● Exercise instructions:
For each line below, return an exact copy.

• • • • •

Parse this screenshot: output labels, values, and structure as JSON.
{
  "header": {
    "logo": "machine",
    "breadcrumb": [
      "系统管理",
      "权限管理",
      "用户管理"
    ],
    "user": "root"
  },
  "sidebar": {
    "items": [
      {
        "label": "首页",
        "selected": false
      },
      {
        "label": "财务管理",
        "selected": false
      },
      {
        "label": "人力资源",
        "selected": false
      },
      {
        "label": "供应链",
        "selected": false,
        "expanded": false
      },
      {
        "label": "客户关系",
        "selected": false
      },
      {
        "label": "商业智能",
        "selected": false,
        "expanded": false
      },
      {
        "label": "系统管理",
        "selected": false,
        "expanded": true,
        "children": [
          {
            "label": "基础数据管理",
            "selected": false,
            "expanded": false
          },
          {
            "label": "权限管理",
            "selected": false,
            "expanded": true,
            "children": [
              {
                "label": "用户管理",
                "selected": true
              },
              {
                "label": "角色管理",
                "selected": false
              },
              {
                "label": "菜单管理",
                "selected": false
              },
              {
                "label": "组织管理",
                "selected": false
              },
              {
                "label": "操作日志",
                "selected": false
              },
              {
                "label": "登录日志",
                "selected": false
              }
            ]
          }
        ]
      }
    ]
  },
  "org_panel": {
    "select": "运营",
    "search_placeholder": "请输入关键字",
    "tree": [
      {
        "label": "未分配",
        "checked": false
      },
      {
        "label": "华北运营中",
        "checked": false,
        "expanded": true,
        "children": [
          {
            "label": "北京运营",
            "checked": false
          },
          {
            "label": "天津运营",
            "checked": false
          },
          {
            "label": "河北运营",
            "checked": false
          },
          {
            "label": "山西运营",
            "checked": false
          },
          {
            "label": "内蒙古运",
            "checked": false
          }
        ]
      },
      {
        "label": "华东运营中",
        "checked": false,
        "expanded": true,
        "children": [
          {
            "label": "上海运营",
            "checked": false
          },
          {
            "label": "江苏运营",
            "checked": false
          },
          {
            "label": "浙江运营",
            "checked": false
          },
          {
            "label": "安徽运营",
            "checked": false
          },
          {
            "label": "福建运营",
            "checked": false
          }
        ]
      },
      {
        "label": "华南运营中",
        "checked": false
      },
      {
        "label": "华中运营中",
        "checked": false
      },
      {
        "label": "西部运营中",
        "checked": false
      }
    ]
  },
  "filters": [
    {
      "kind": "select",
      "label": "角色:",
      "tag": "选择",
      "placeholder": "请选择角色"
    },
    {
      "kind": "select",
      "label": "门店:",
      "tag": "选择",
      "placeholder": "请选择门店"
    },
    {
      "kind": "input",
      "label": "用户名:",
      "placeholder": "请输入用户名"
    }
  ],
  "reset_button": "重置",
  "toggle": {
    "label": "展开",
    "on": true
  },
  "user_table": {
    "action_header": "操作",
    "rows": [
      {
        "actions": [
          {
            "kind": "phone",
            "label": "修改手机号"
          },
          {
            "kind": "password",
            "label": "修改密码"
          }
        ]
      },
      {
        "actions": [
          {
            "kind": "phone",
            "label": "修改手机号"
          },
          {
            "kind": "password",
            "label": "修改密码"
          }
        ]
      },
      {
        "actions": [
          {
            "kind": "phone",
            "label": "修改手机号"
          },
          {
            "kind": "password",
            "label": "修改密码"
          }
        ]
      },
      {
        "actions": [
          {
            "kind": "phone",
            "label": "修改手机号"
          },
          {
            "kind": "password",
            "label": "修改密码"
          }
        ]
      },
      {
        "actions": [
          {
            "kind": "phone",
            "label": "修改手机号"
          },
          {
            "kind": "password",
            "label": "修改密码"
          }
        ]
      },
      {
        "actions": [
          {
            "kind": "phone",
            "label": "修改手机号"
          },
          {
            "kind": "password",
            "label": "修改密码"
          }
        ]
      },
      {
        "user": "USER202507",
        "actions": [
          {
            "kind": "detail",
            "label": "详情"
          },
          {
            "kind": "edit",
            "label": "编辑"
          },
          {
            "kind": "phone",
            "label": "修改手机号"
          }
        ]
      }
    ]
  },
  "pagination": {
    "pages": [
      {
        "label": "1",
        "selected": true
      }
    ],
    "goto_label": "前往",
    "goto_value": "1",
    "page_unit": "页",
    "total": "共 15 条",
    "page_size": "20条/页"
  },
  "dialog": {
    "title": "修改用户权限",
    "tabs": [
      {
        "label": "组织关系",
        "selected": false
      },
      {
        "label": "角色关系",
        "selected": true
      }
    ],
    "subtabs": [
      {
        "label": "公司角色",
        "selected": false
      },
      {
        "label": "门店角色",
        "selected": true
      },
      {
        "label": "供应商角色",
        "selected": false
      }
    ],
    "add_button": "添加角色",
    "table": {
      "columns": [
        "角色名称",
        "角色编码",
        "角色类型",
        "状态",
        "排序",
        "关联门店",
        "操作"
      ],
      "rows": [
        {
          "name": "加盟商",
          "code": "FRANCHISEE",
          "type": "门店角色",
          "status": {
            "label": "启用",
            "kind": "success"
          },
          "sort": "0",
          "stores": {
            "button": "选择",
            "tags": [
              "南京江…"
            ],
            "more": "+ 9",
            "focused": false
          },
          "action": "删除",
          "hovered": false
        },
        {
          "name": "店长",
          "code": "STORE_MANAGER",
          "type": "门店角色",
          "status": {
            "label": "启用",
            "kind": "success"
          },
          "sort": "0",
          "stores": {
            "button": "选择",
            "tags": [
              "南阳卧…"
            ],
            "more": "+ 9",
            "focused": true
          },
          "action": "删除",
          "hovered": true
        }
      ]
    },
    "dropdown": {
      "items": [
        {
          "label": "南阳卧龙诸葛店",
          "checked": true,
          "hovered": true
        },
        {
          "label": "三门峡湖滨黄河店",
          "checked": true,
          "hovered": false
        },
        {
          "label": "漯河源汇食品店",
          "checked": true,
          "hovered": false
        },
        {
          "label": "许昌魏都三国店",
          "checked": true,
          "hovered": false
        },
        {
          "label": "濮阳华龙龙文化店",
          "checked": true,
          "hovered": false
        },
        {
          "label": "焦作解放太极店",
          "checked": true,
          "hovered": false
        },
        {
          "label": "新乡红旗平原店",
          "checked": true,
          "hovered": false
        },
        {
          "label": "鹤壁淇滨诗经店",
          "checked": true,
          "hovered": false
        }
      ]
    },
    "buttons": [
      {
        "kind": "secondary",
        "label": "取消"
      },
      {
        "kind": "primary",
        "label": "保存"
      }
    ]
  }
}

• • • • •

● The answer:
Parse this screenshot: output labels, values, and structure as JSON.
{
  "header": {
    "logo": "machine",
    "breadcrumb": [
      "系统管理",
      "权限管理",
      "用户管理"
    ],
    "user": "root"
  },
  "sidebar": {
    "items": [
      {
        "label": "首页",
        "selected": false
      },
      {
        "label": "财务管理",
        "selected": false
      },
      {
        "label": "人力资源",
        "selected": false
      },
      {
        "label": "供应链",
        "selected": false,
        "expanded": false
      },
      {
        "label": "客户关系",
        "selected": false
      },
      {
        "label": "商业智能",
        "selected": false,
        "expanded": false
      },
      {
        "label": "系统管理",
        "selected": false,
        "expanded": true,
        "children": [
          {
            "label": "基础数据管理",
            "selected": false,
            "expanded": false
          },
          {
            "label": "权限管理",
            "selected": false,
            "expanded": true,
            "children": [
              {
                "label": "用户管理",
                "selected": true
              },
              {
                "label": "角色管理",
                "selected": false
              },
              {
                "label": "菜单管理",
                "selected": false
              },
              {
                "label": "组织管理",
                "selected": false
              },
              {
                "label": "操作日志",
                "selected": false
              },
              {
                "label": "登录日志",
                "selected": false
              }
            ]
          }
        ]
      }
    ]
  },
  "org_panel": {
    "select": "运营",
    "search_placeholder": "请输入关键字",
    "tree": [
      {
        "label": "未分配",
        "checked": false
      },
      {
        "label": "华北运营中",
        "checked": false,
        "expanded": true,
        "children": [
          {
            "label": "北京运营",
            "checked": false
          },
          {
            "label": "天津运营",
            "checked": false
          },
          {
            "label": "河北运营",
            "checked": false
          },
          {
            "label": "山西运营",
            "checked": false
          },
          {
            "label": "内蒙古运",
            "checked": false
          }
        ]
      },
      {
        "label": "华东运营中",
        "checked": false,
        "expanded": true,
        "children": [
          {
            "label": "上海运营",
            "checked": false
          },
          {
            "label": "江苏运营",
            "checked": false
          },
          {
            "label": "浙江运营",
            "checked": false
          },
          {
            "label": "安徽运营",
            "checked": false
          },
          {
            "label": "福建运营",
            "checked": false
          }
        ]
      },
      {
        "label": "华南运营中",
        "checked": false
      },
      {
        "label": "华中运营中",
        "checked": false
      },
      {
        "label": "西部运营中",
        "checked": false
      }
    ]
  },
  "filters": [
    {
      "kind": "select",
      "label": "角色:",
      "tag": "选择",
      "placeholder": "请选择角色"
    },
    {
      "kind": "select",
      "label": "门店:",
      "tag": "选择",
      "placeholder": "请选择门店"
    },
    {
      "kind": "input",
      "label": "用户名:",
      "placeholder": "请输入用户名"
    }
  ],
  "reset_button": "重置",
  "toggle": {
    "label": "展开",
    "on": true
  },
  "user_table": {
    "action_header": "操作",
    "rows": [
      {
        "actions": [
          {
            "kind": "phone",
            "label": "修改手机号"
          },
          {
            "kind": "password",
            "label": "修改密码"
          }
        ]
      },
      {
        "actions": [
          {
            "kind": "phone",
            "label": "修改手机号"
          },
          {
            "kind": "password",
            "label": "修改密码"
          }
        ]
      },
      {
        "actions": [
          {
            "kind": "phone",
            "label": "修改手机号"
          },
          {
            "kind": "password",
            "label": "修改密码"
          }
        ]
      },
      {
        "actions": [
          {
            "kind": "phone",
            "label": "修改手机号"
          },
          {
            "kind": "password",
            "label": "修改密码"
          }
        ]
      },
      {
        "actions": [
          {
            "kind": "phone",
            "label": "修改手机号"
          },
          {
            "kind": "password",
            "label": "修改密码"
          }
        ]
      },
      {
        "actions": [
          {
            "kind": "phone",
            "label": "修改手机号"
          },
          {
            "kind": "password",
            "label": "修改密码"
          }
        ]
      },
      {
        "user": "USER202507",
        "actions": [
          {
            "kind": "detail",
            "label": "详情"
          },
          {
            "kind": "edit",
            "label": "编辑"
          },
          {
            "kind": "phone",
            "label": "修改手机号"
          }
        ]
      }
    ]
  },
  "pagination": {
    "pages": [
      {
        "label": "1",
        "selected": true
      }
    ],
    "goto_label": "前往",
    "goto_value": "1",
    "page_unit": "页",
    "total": "共 15 条",
    "page_size": "20条/页"
  },
  "dialog": {
    "title": "修改用户权限",
    "tabs": [
      {
        "label": "组织关系",
        "selected": false
      },
      {
        "label": "角色关系",
        "selected": true
      }
    ],
    "subtabs": [
      {
        "label": "公司角色",
        "selected": false
      },
      {
        "label": "门店角色",
        "selected": true
      },
      {
        "label": "供应商角色",
        "selected": false
      }
    ],
    "add_button": "添加角色",
    "table": {
      "columns": [
        "角色名称",
        "角色编码",
        "角色类型",
        "状态",
        "排序",
        "关联门店",
        "操作"
      ],
      "rows": [
        {
          "name": "加盟商",
          "code": "FRANCHISEE",
          "type": "门店角色",
          "status": {
            "label": "启用",
            "kind": "success"
          },
          "sort": "0",
          "stores": {
            "button": "选择",
            "tags": [
              "南京江…"
            ],
            "more": "+ 9",
            "focused": false
          },
          "action": "删除",
          "hovered": false
        },
        {
          "name": "店长",
          "code": "STORE_MANAGER",
          "type": "门店角色",
          "status": {
            "label": "启用",
            "kind": "success"
          },
          "sort": "0",
          "stores": {
            "button": "选择",
            "tags": [
              "南阳卧…"
            ],
            "more": "+ 9",
            "focused": true
          },
          "action": "删除",
          "hovered": true
        }
      ]
    },
    "dropdown": {
      "items": [
        {
          "label": "南阳卧龙诸葛店",
          "checked": true,
          "hovered": true
        },
        {
          "label": "三门峡湖滨黄河店",
          "checked": true,
          "hovered": false
        },
        {
          "label": "漯河源汇食品店",
          "checked": true,
          "hovered": false
        },
        {
          "label": "许昌魏都三国店",
          "checked": true,
          "hovered": false
        },
        {
          "label": "濮阳华龙龙文化店",
          "checked": true,
          "hovered": false
        },
        {
          "label": "焦作解放太极店",
          "checked": true,
          "hovered": false
        },
        {
          "label": "新乡红旗平原店",
          "checked": true,
          "hovered": false
        },
        {
          "label": "鹤壁淇滨诗经店",
          "checked": true,
          "hovered": false
        }
      ]
    },
    "buttons": [
      {
        "kind": "secondary",
        "label": "取消"
      },
      {
        "kind": "primary",
        "label": "保存"
      }
    ]
  }
}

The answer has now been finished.